Universities should be wary of such organized threats to free expression on campus, especially when the organizations in question are directly linked to foreign governments. NC State’s CSSA website, for instance, proclaims that the organization is “formally affiliated” with several offices, including the “Embassy of P.R. China in USA.” The USCC report on George Washington University’s CSSA president uncovered the statement, in a promotional video, that that organization is “directed by the Chinese embassy.” The CSSA at Michigan Technical University, in addition to indicating a direct relationship with the embassy, notes in their constitution that they “will not participate in any political revolutions, unless in special conditions,” according to a Forbes report.
CSSAs’ connections to the Chinese government often involve financial ties. Foreign Policy’s report found that CSSAs frequently take money directly from Chinese embassies and consulates, though the monetary trail can be difficult to trace at many universities. Three CSSA members told Foreign Policy that, “in some cases, the consulate deposits the money directly into the personal account of the CSSA treasurer or other officer, rather than the official CSSA account.” This prevents universities from monitoring the financial activities of these organizations.
In an effort to ascertain whether UNC System schools received Chinese government money, I filed FOIA requests at all five state universities that have a CSSA chapter (see list below). None have provided insightful information regarding CSSA finances or budgets, and several asserted that they have access only to information regarding the money that the university or its student government has given the organization. Without a concerted investigative effort on the part of North Carolina’s universities, the financial inner-workings and consular ties of CSSAs will remain a mystery.

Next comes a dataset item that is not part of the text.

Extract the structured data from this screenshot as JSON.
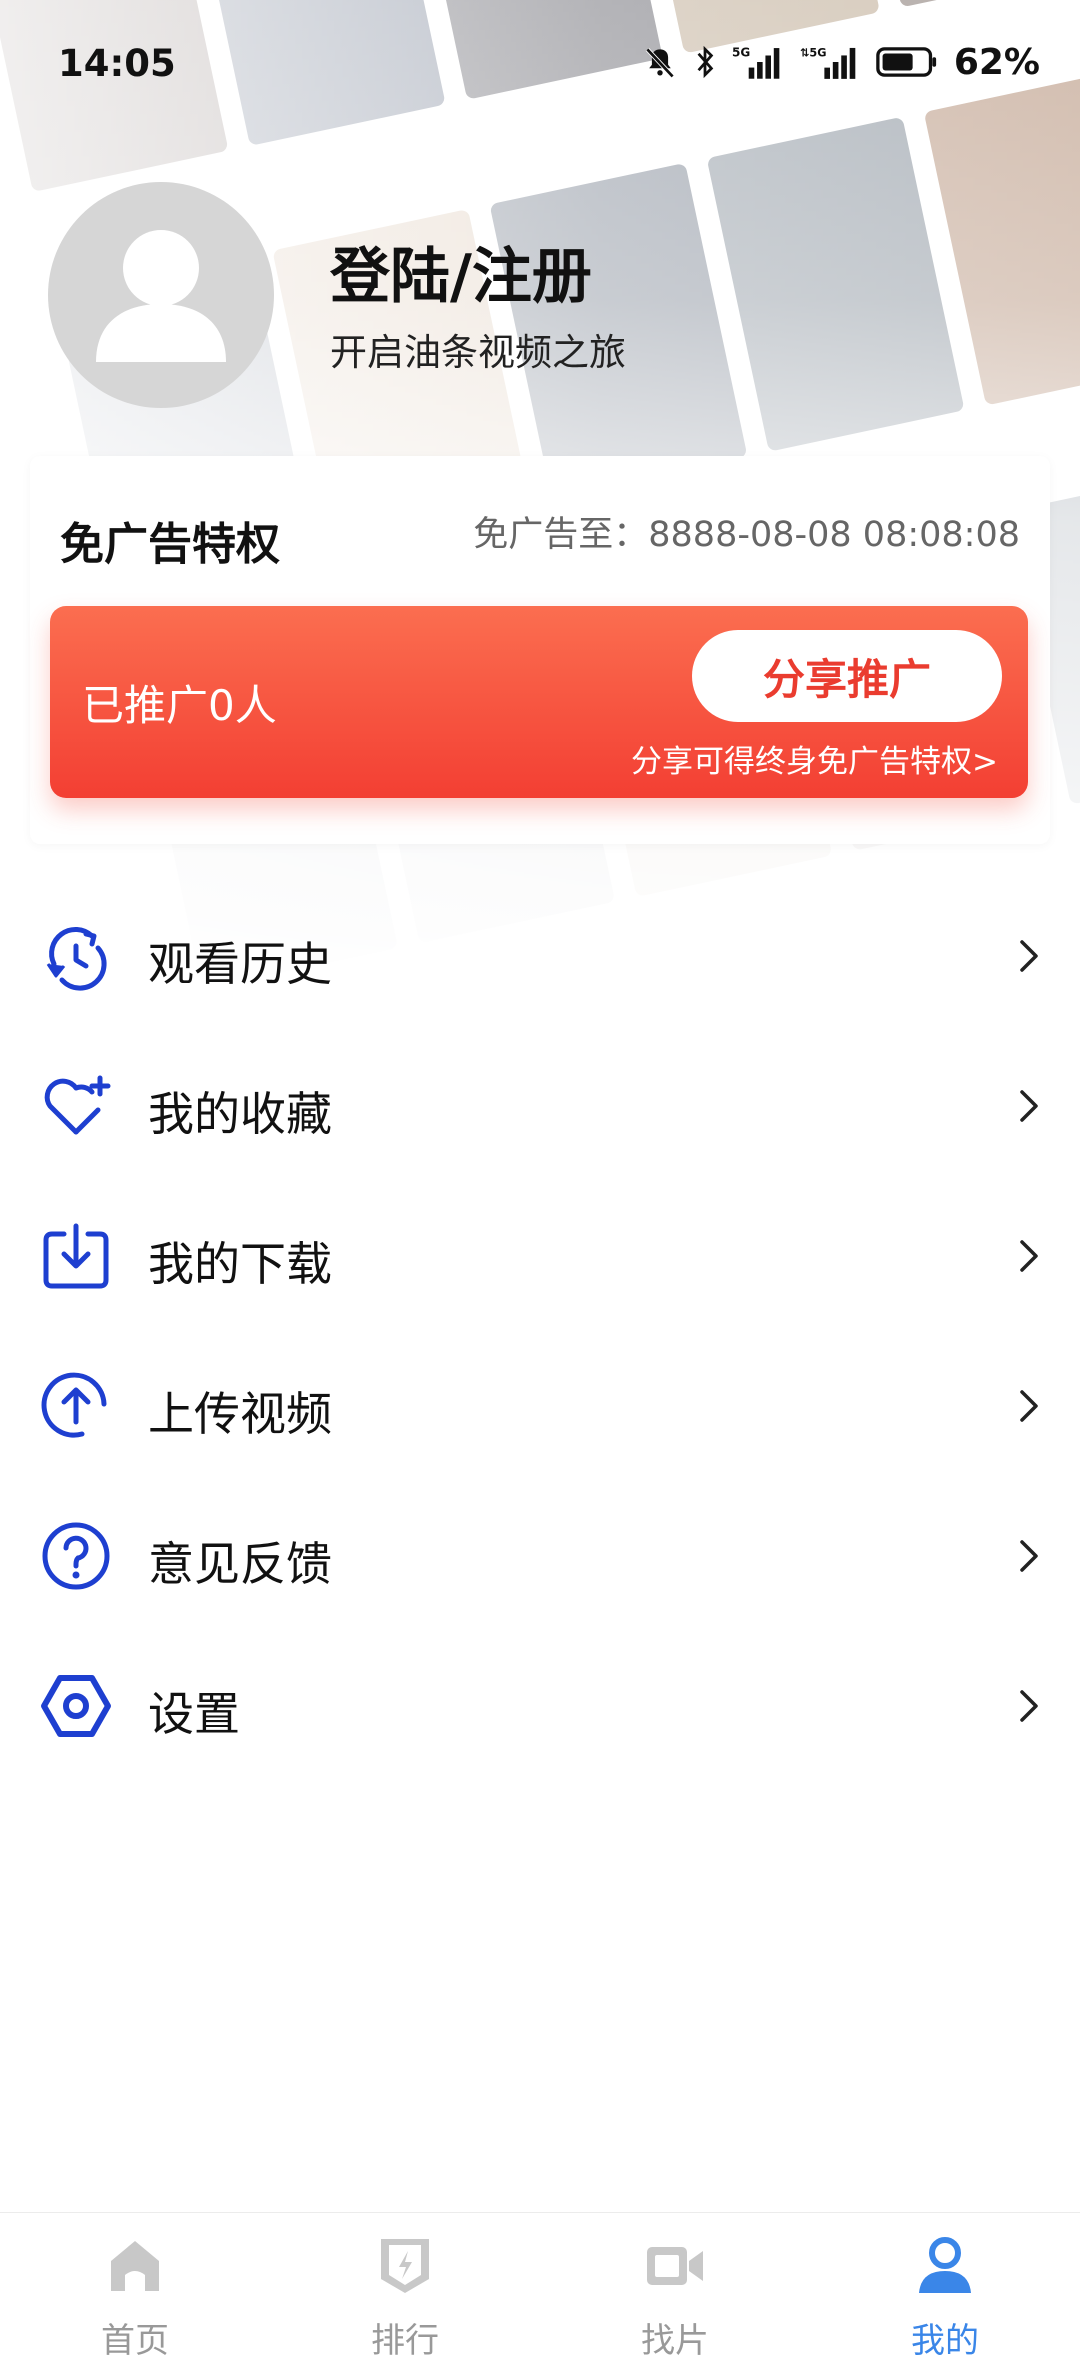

Considering the behavior of CSSAs at colleges and universities across the country, Chinese government involvement, and furtive financial practices, UNC System schools should maintain a heightened state of awareness regarding the activities of their respective CSSA chapters. Universities should ensure that CSSA actions align with their stated purpose of welcoming Chinese students to campus, not with the CCP’s United Front agenda.

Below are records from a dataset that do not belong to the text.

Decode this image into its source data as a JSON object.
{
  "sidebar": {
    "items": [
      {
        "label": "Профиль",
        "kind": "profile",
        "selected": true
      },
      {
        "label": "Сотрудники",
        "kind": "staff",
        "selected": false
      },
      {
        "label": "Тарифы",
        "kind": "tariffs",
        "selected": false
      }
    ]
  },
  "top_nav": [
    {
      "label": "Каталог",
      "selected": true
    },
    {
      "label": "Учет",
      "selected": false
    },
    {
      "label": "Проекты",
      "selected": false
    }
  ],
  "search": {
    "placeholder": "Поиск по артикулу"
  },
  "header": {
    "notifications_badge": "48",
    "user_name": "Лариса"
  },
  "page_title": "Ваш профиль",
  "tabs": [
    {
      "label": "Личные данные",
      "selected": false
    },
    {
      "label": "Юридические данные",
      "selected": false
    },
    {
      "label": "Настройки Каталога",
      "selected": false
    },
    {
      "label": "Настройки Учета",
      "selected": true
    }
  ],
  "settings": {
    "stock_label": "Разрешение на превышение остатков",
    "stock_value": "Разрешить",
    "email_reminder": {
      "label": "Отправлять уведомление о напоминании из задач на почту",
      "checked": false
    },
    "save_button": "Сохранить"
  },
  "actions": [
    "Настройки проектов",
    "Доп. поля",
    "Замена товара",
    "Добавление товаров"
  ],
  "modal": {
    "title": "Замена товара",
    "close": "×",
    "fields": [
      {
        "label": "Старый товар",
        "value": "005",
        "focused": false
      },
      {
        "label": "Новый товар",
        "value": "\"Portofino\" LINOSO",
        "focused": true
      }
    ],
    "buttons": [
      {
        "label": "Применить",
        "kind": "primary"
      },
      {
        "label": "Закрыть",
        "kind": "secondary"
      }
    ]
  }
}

In short, while we should avoid McCarthyism, we must ensure transparency and maintain vigilance. Our leaders must become more aware of how our institutions are being influenced so that we can ensure the freedom and safety of our international students, foster an intellectually open environment on campus, and allow our higher-education institutions to serve their purpose as places of open inquiry and drivers of freedom and opportunity.

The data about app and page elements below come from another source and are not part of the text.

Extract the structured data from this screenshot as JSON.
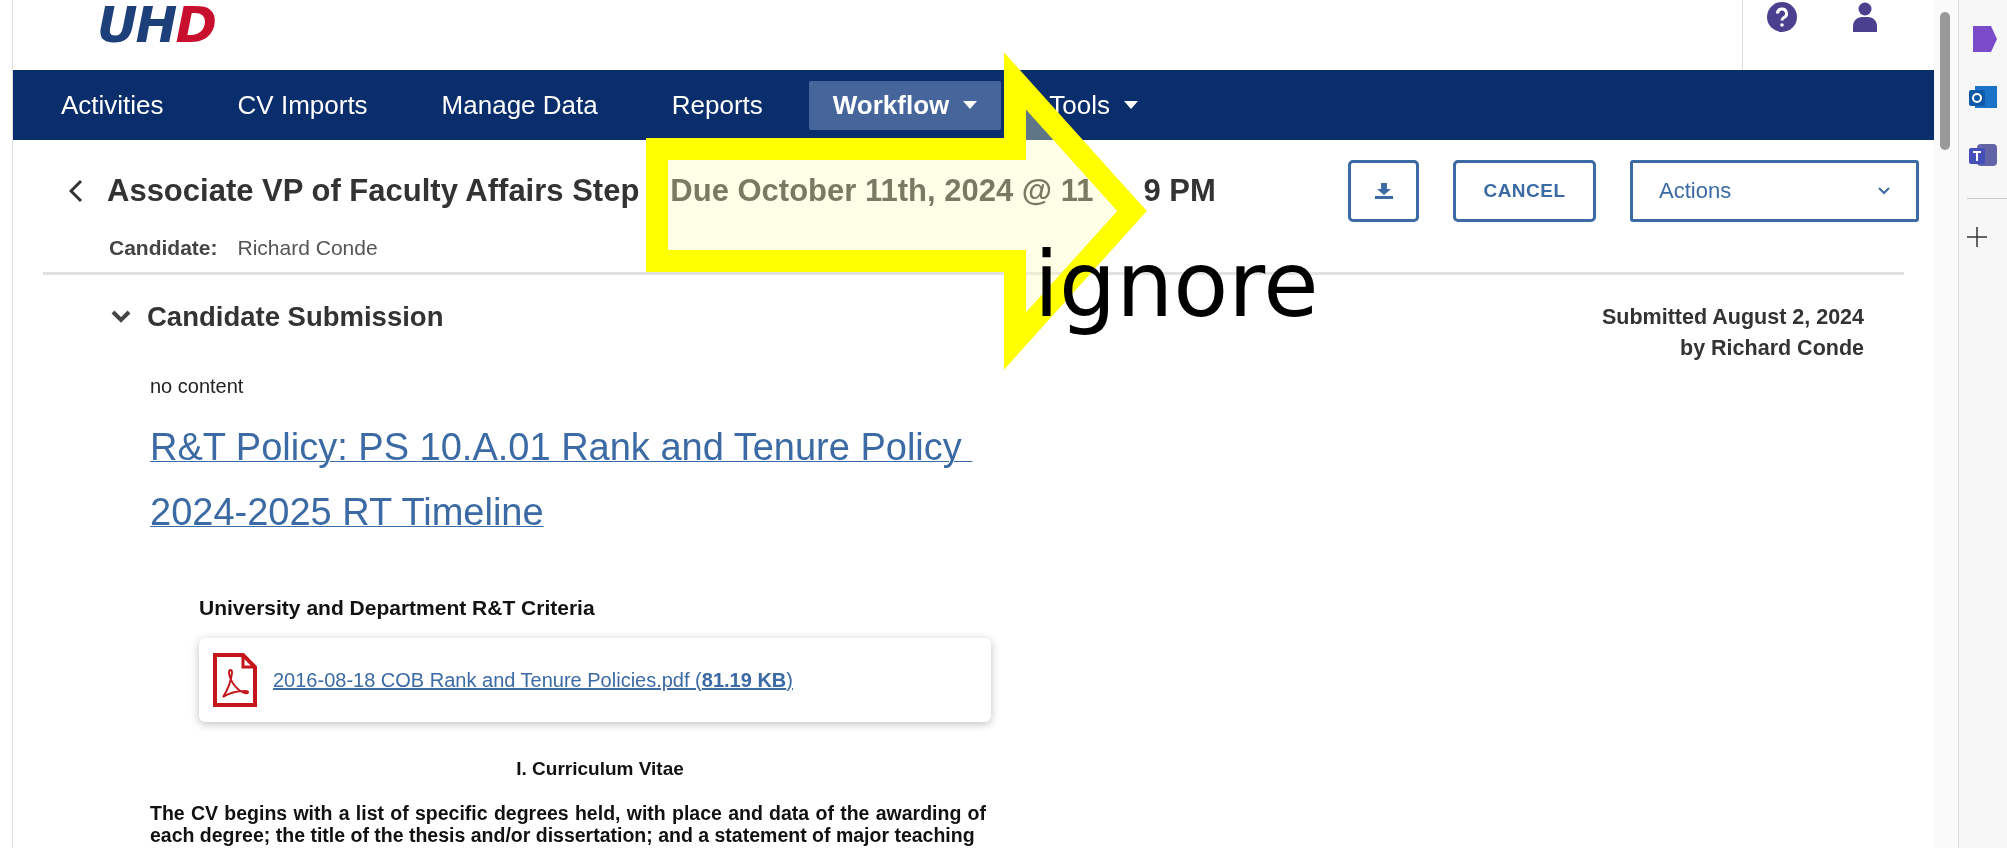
{
  "logo": {
    "parts": [
      {
        "text": "UH",
        "color": "#1d3f7a"
      },
      {
        "text": "D",
        "color": "#c8102e"
      }
    ]
  },
  "nav": [
    {
      "label": "Activities",
      "selected": false,
      "dropdown": false
    },
    {
      "label": "CV Imports",
      "selected": false,
      "dropdown": false
    },
    {
      "label": "Manage Data",
      "selected": false,
      "dropdown": false
    },
    {
      "label": "Reports",
      "selected": false,
      "dropdown": false
    },
    {
      "label": "Workflow",
      "selected": true,
      "dropdown": true
    },
    {
      "label": "Tools",
      "selected": false,
      "dropdown": true
    }
  ],
  "header": {
    "title": "Associate VP of Faculty Affairs Step",
    "due_before": "Due October 11th, 2024 @ 11",
    "due_after": "9 PM",
    "candidate_label": "Candidate:",
    "candidate_name": "Richard Conde",
    "cancel_button": "CANCEL",
    "actions_select": "Actions"
  },
  "section": {
    "title": "Candidate Submission",
    "expanded": true,
    "submitted": "Submitted August 2, 2024",
    "submitted_by": "by Richard Conde",
    "note": "no content",
    "links": [
      "R&T Policy: PS 10.A.01 Rank and Tenure Policy ",
      "2024-2025 RT Timeline"
    ],
    "criteria_heading": "University and Department R&T Criteria",
    "file": {
      "name": "2016-08-18 COB Rank and Tenure Policies.pdf (",
      "size": "81.19 KB",
      "close": ")"
    },
    "cv_heading": "I. Curriculum Vitae",
    "cv_text": "The CV begins with a list of specific degrees held, with place and data of the awarding of each degree; the title of the thesis and/or dissertation; and a statement of major teaching"
  },
  "annotation": {
    "text": "ignore"
  }
}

Harrington Shaw is a summer ’22 intern at the James G. Martin Center for Academic Renewal and a rising junior studying economics and philosophy at UNC Chapel Hill.
Editor’s Note: An earlier version of this piece stated that UNC-Chapel Hill declined to provide information about its CSSA chapter’s finances. In fact, that chapter has been inactive for several years. We regret the error.